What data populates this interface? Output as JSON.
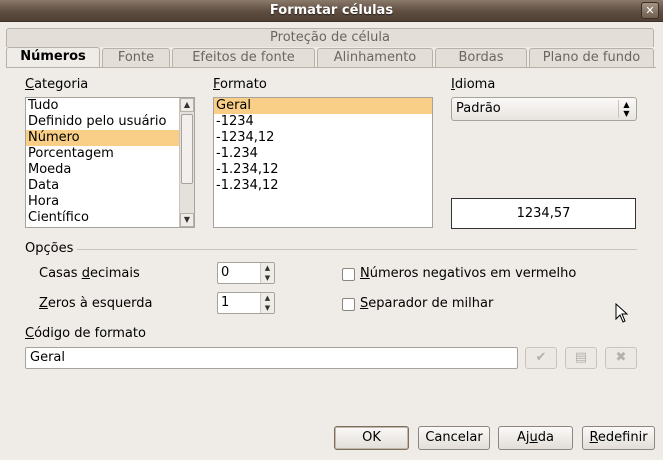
{
  "window": {
    "title": "Formatar células",
    "close_glyph": "✕"
  },
  "tabs": {
    "row1": [
      "Proteção de célula"
    ],
    "row2": [
      "Números",
      "Fonte",
      "Efeitos de fonte",
      "Alinhamento",
      "Bordas",
      "Plano de fundo"
    ],
    "active": "Números"
  },
  "categoria": {
    "label_first": "C",
    "label_rest": "ategoria",
    "items": [
      "Tudo",
      "Definido pelo usuário",
      "Número",
      "Porcentagem",
      "Moeda",
      "Data",
      "Hora",
      "Científico"
    ],
    "selected": "Número"
  },
  "formato": {
    "label_first": "F",
    "label_rest": "ormato",
    "items": [
      "Geral",
      "-1234",
      "-1234,12",
      "-1.234",
      "-1.234,12",
      "-1.234,12"
    ],
    "selected": "Geral"
  },
  "idioma": {
    "label_first": "I",
    "label_rest": "dioma",
    "value": "Padrão"
  },
  "preview": {
    "value": "1234,57"
  },
  "opcoes": {
    "label": "Opções",
    "casas_decimais": {
      "label_pre": "Casas ",
      "label_u": "d",
      "label_post": "ecimais",
      "value": "0"
    },
    "zeros_esquerda": {
      "label_u": "Z",
      "label_post": "eros à esquerda",
      "value": "1"
    },
    "negativos_vermelho": {
      "label_u": "N",
      "label_post": "úmeros negativos em vermelho",
      "checked": false
    },
    "separador_milhar": {
      "label_u": "S",
      "label_post": "eparador de milhar",
      "checked": false
    }
  },
  "codigo": {
    "label_u": "C",
    "label_post": "ódigo de formato",
    "value": "Geral"
  },
  "icons": {
    "accept": "check-icon",
    "comment": "comment-icon",
    "delete": "delete-icon"
  },
  "buttons": {
    "ok": "OK",
    "cancel": "Cancelar",
    "help_pre": "Aj",
    "help_u": "u",
    "help_post": "da",
    "reset_u": "R",
    "reset_post": "edefinir"
  },
  "colors": {
    "selection": "#f9ce86",
    "titlebar": "#5e4d40",
    "background": "#efebe7"
  }
}
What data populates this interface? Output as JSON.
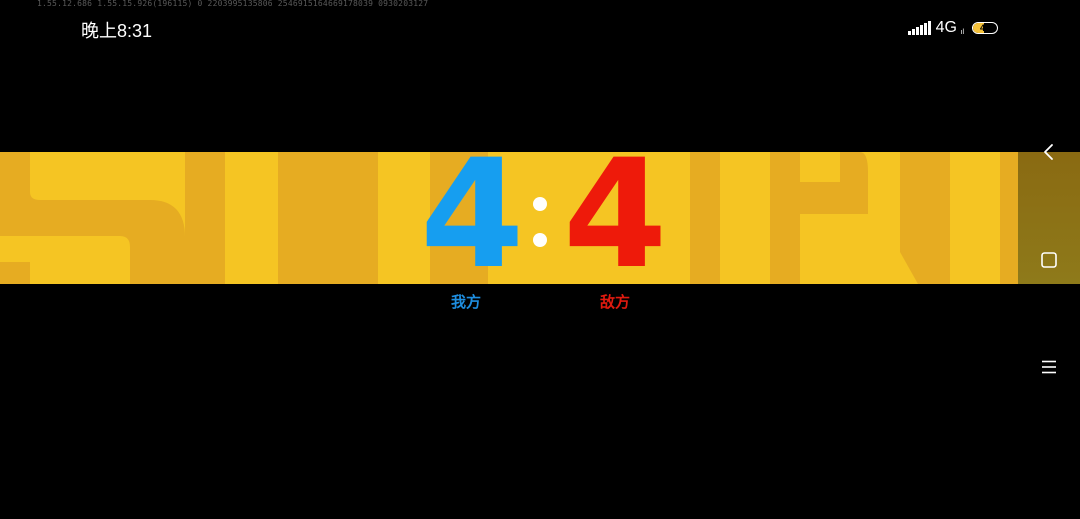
{
  "debug": {
    "text": "1.55.12.686  1.55.15.926(196115)  0  2203995135806  2546915164669178039  0930203127"
  },
  "status_bar": {
    "time": "晚上8:31",
    "network": "4G",
    "network_sub": "ıl",
    "battery_level": "47",
    "battery_fraction": 0.47
  },
  "scoreboard": {
    "our_score": "4",
    "enemy_score": "4",
    "our_label": "我方",
    "enemy_label": "敌方"
  },
  "colors": {
    "banner": "#f5c523",
    "our_team": "#169ef0",
    "enemy_team": "#ee1a0a"
  },
  "nav": {
    "icons": [
      "back-icon",
      "home-icon",
      "menu-icon"
    ]
  }
}
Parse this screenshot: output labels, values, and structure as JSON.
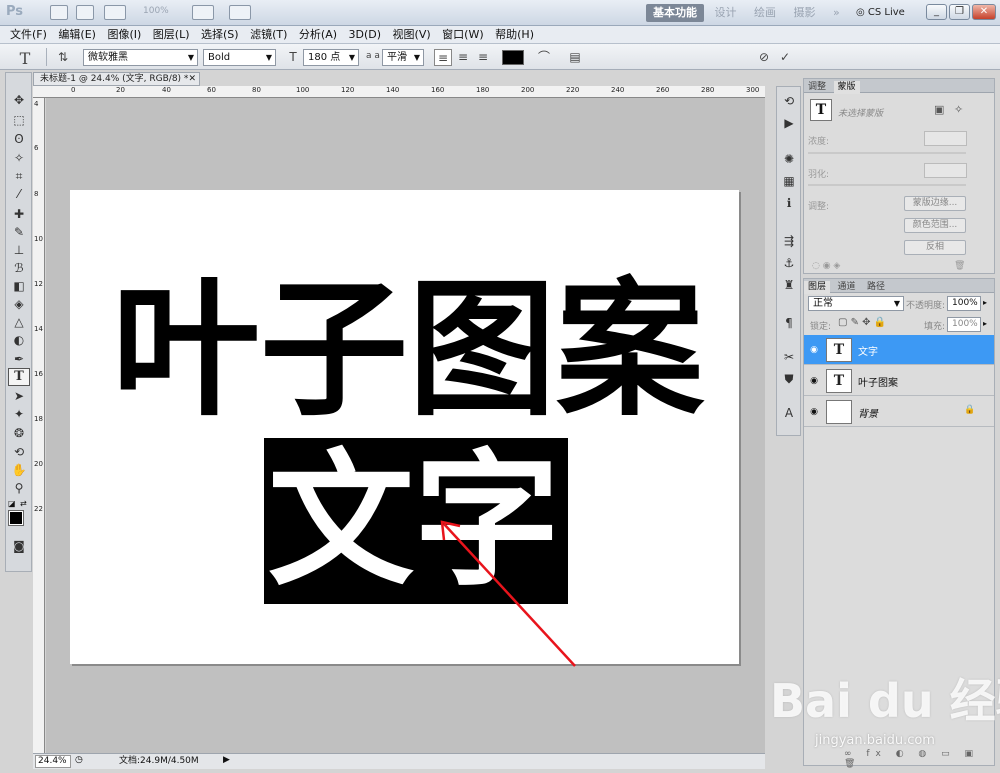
{
  "app": {
    "logo": "Ps",
    "zoom_preset": "100%"
  },
  "workspace": {
    "tabs": [
      "基本功能",
      "设计",
      "绘画",
      "摄影"
    ],
    "active": "基本功能",
    "more": "»",
    "cs_live": "CS Live"
  },
  "window_controls": {
    "minimize": "_",
    "restore": "❐",
    "close": "✕"
  },
  "menu": {
    "items": [
      "文件(F)",
      "编辑(E)",
      "图像(I)",
      "图层(L)",
      "选择(S)",
      "滤镜(T)",
      "分析(A)",
      "3D(D)",
      "视图(V)",
      "窗口(W)",
      "帮助(H)"
    ]
  },
  "options": {
    "tool_glyph": "T",
    "font_family": "微软雅黑",
    "font_style": "Bold",
    "font_size": "180 点",
    "aa_label": "a a",
    "antialias": "平滑",
    "color": "#000000"
  },
  "document": {
    "tab_title": "未标题-1 @ 24.4% (文字, RGB/8) *",
    "headline": "叶子图案",
    "selected_word": "文字",
    "zoom": "24.4%",
    "doc_info": "文档:24.9M/4.50M",
    "ruler_h": [
      "0",
      "20",
      "40",
      "60",
      "80",
      "100",
      "120",
      "140",
      "160",
      "180",
      "200",
      "220",
      "240",
      "260",
      "280",
      "300"
    ],
    "ruler_v": [
      "4",
      "6",
      "8",
      "10",
      "12",
      "14",
      "16",
      "18",
      "20",
      "22"
    ]
  },
  "mask_panel": {
    "tabs": [
      "调整",
      "蒙版"
    ],
    "active_tab": "蒙版",
    "status": "未选择蒙版",
    "density_label": "浓度:",
    "feather_label": "羽化:",
    "refine_label": "调整:",
    "btn_mask_edge": "蒙版边缘...",
    "btn_color_range": "颜色范围...",
    "btn_invert": "反相"
  },
  "layers_panel": {
    "tabs": [
      "图层",
      "通道",
      "路径"
    ],
    "active_tab": "图层",
    "blend_mode": "正常",
    "opacity_label": "不透明度:",
    "opacity": "100%",
    "lock_label": "锁定:",
    "fill_label": "填充:",
    "fill": "100%",
    "layers": [
      {
        "name": "文字",
        "thumb": "T",
        "selected": true
      },
      {
        "name": "叶子图案",
        "thumb": "T",
        "selected": false
      },
      {
        "name": "背景",
        "thumb": "",
        "selected": false
      }
    ]
  },
  "watermark": {
    "logo": "Bai du 经验",
    "url": "jingyan.baidu.com"
  },
  "colors": {
    "selection": "#3d99f4",
    "annotation_arrow": "#e8141c",
    "canvas_bg": "#c0c0c0"
  }
}
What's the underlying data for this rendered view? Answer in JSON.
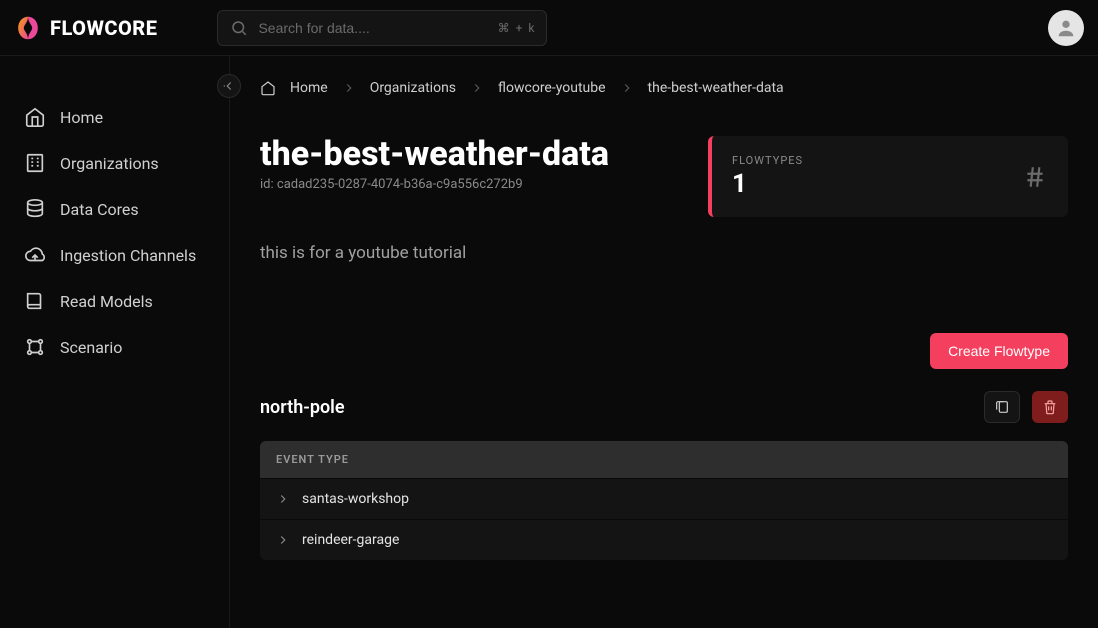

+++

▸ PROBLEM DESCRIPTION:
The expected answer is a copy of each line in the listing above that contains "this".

▸ WRITTEN RESPONSE:
What data populates this interface? Output as JSON.
What data populates this interface? Output as JSON.
Parse this screenshot: output labels, values, and structure as JSON.
What's the underlying data for this rendered view? Answer in JSON.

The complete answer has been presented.